══ Data in this exercise ══

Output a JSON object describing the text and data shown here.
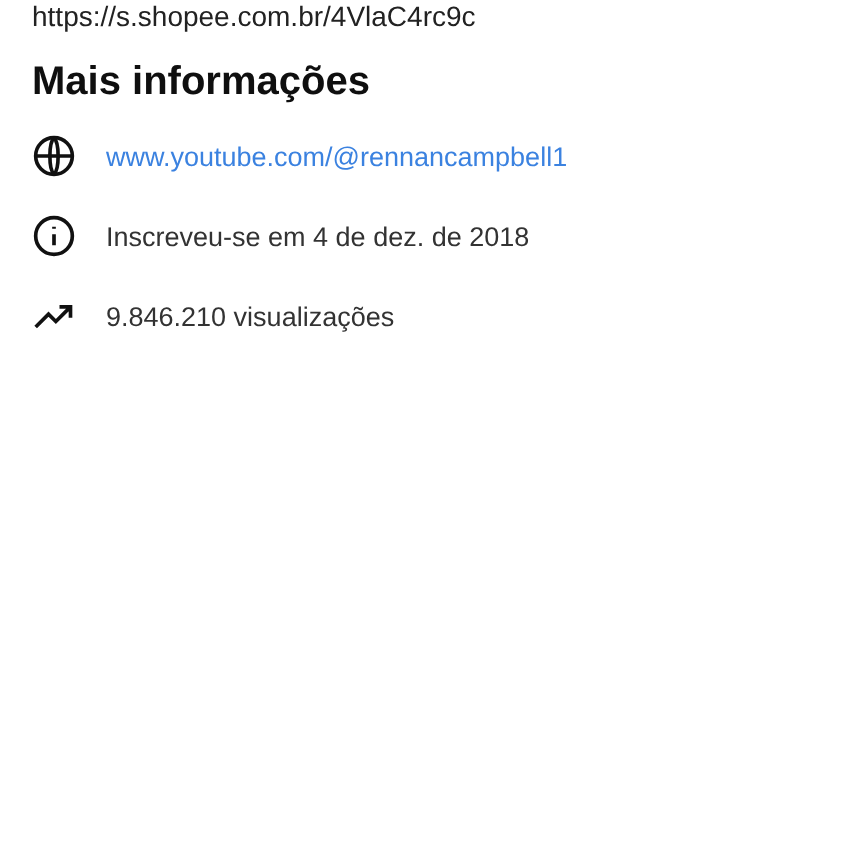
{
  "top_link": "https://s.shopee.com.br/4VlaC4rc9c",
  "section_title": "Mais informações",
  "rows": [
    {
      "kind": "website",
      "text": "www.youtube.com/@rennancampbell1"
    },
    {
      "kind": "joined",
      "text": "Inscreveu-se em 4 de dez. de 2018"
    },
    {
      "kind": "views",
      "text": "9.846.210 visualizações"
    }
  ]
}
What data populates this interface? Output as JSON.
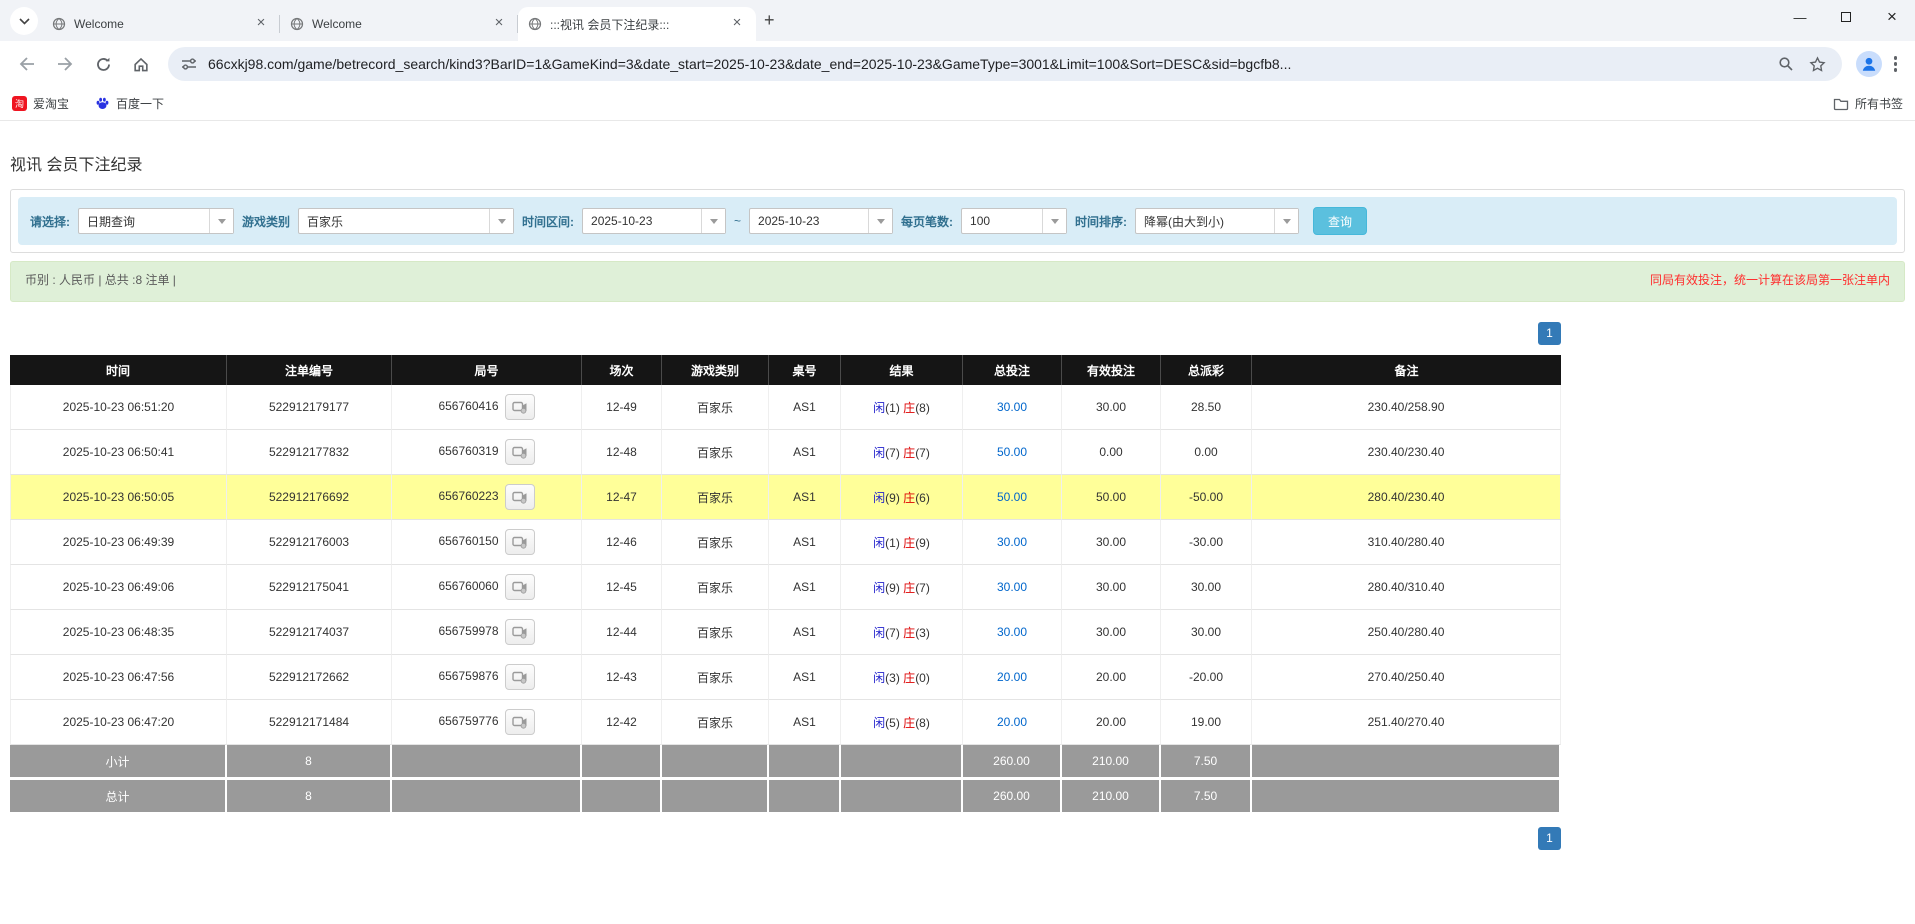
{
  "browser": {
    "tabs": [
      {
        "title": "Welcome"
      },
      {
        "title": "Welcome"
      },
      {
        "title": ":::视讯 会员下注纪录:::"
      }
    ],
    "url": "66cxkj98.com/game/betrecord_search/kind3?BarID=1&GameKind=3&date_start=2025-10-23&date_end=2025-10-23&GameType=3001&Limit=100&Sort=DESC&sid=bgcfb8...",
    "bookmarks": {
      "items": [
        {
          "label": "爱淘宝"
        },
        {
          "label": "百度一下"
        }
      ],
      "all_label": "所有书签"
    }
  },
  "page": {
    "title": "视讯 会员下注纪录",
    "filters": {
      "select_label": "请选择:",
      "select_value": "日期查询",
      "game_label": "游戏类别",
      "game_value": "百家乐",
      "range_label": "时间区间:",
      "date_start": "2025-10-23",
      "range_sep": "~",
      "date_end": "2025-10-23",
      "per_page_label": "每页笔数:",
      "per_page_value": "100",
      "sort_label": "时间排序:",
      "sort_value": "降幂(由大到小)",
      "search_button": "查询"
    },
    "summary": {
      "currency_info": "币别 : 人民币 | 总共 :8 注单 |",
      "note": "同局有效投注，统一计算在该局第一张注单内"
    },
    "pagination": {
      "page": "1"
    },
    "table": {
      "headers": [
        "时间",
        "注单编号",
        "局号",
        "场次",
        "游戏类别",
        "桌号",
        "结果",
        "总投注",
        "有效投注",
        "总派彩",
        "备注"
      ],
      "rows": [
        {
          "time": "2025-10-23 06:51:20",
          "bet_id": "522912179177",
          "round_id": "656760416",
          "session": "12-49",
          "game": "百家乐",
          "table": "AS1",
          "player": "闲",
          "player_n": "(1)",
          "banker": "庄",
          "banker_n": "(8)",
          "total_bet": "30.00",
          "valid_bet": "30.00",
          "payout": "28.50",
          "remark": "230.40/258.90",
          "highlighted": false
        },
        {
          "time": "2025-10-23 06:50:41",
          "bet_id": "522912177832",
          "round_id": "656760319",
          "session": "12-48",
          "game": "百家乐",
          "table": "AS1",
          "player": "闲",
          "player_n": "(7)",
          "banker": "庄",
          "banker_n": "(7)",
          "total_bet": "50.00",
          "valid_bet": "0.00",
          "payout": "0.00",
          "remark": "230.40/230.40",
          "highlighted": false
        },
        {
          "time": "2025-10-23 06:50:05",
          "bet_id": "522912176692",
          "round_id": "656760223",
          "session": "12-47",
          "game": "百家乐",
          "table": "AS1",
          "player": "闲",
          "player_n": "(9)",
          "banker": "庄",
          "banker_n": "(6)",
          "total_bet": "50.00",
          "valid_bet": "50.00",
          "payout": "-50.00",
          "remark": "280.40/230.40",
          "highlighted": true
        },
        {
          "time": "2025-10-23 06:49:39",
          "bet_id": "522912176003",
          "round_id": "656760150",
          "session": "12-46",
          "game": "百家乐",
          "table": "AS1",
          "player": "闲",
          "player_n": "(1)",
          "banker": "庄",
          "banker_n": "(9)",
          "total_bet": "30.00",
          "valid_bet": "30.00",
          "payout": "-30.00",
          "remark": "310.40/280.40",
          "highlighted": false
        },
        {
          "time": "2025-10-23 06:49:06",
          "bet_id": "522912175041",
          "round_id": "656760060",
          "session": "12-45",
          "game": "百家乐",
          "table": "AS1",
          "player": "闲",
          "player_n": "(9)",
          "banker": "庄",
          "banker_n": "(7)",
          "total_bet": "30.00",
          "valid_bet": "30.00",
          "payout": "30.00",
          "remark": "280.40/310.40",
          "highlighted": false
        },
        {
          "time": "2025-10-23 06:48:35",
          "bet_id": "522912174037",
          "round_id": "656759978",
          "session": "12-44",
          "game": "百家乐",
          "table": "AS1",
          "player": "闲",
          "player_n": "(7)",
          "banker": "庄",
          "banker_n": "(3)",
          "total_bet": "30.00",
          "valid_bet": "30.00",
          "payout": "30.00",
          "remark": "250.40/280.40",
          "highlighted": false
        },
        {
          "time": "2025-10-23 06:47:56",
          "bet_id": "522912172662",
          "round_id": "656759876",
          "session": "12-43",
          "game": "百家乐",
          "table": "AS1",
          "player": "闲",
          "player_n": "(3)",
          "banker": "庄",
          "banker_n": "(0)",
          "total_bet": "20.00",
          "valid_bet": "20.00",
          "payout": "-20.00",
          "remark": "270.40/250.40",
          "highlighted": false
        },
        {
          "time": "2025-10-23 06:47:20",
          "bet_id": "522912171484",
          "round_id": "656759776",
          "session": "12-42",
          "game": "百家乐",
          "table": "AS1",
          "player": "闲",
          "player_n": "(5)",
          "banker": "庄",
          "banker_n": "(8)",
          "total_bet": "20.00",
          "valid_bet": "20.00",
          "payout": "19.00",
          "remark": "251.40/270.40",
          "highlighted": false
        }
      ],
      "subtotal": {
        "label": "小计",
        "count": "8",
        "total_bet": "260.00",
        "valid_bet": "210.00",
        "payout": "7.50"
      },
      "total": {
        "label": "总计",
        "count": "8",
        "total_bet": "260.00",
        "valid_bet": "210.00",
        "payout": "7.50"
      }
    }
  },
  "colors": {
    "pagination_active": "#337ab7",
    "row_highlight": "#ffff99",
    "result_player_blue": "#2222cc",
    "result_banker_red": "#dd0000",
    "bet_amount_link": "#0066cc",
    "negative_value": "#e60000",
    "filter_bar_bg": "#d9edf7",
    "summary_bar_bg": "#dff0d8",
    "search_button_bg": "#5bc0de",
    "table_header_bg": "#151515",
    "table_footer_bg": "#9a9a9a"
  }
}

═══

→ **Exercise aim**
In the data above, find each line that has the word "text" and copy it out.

→ **Task response**
Output a JSON object describing the text and data shown here.
      "text": "www.youtube.com/@rennancampbell1"
      "text": "Inscreveu-se em 4 de dez. de 2018"
      "text": "9.846.210 visualizações"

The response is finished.